Brillo (1988) by Andy Warhol and published by Galerie Ronny van de Velde, Antwerp 1988Olomouc Museum of Art
'The name of Andy Warhol, an artist of Slovak origin, is often regarded as a synonym of Pop Art. Among his works are found repeated series of pictures of consumer goods (Campbell soup cans, Coca Cola bottles) as well as of politicians and Pop Culture stars (Marilyn Monroe, Elvis Presley).'
Orange Car Crash (5 Deaths 11 Times in Orange) (Orange Disaster) () by Andy WarholGalleria Civica di Arte Moderna e Contemporanea Torino

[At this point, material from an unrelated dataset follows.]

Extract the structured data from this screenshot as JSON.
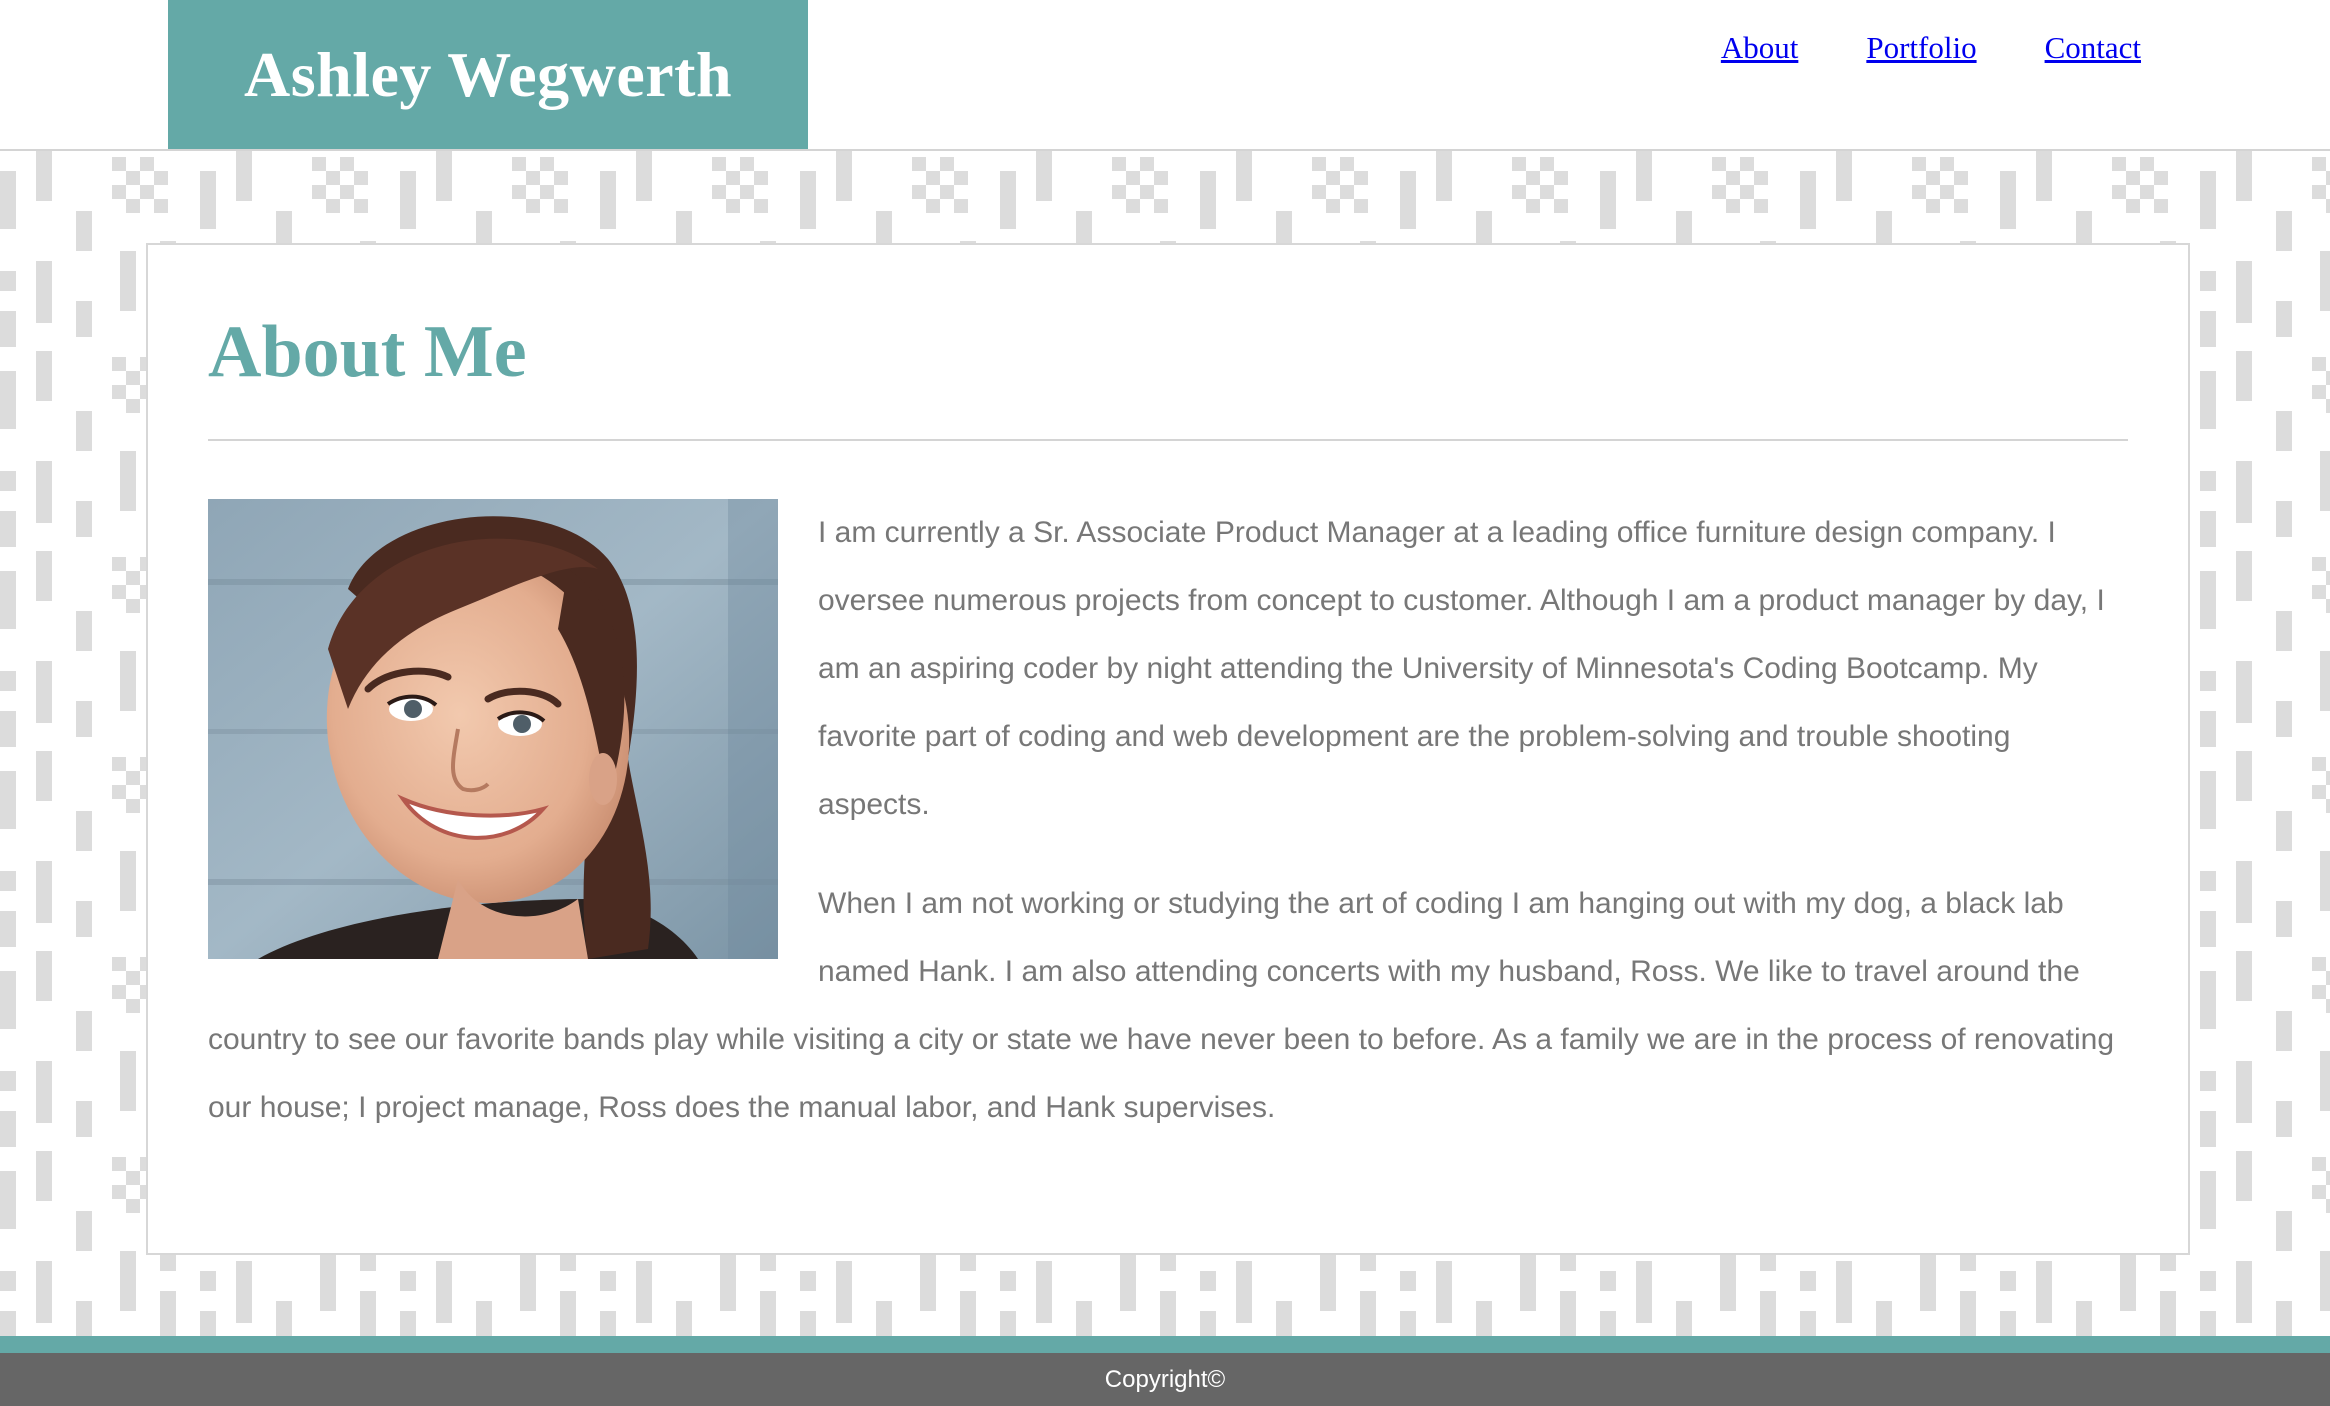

'At the end of the 1950s, Andy Warhol, who for some years had been devoted to painting alongside his work as an advertising designer, was struck by the New Dada of Jasper Johns, Robert Rauschenberg and the first cries of Pop art. What attracted him was the procedure chosen by these artists, consisting in a brutal sampling of the most banal and ordinary reality, a process ideologically opposed to the gestural exuberance of Action Painting.'
Untitled from American Supermarket (ca. 1964) by Robert Marshall Watts; Andy Warhol; Billy AppleChrysler Museum of Art
'Warhol sold his cans for $18, and shopping bags silkscreened by Warhol and Roy Lichtenstein rung up for $12.'
Untitled (1975) by Andy WarholMAM Rio
'An icon of American Pop Art, Warhol used the images of celebrities in his works.'
Portrait of Jack Tanzer (1976/1976) by Andy WarholChrysler Museum of Art
'In late 1969 Warhol inaugurated Interview magazine as a hip forum for these newfound associates, and in the early seventies he began a highly lucrative series of portraits commissioned by his rich and famous clientele. Among the New York art establishment who sat for Warhol was a group of prominent art dealers and gallery owners that included Leo Castelli, Sidney Janis, and, as seen in the Chrysler portrait, Jack Tanzer.'
Mother and daughter: Tina and Lisa Bilotti (1981/1981) by Andy WarholMuseo Carlo Bilotti
'Tina and Lisa, wife and daughter of Carlo Bilotti, are portrayed by Andy Warhol in a rare double portrait, which has had happy stylistic results: the sideways pose of the figures, with their elegant elongated necks and the warm colours, accentuated by the matching colours of their lips, exalt the two faces, giving them a classical aspect, although at the same time they have an intimacy in which the mother predominates and protects her daughter.'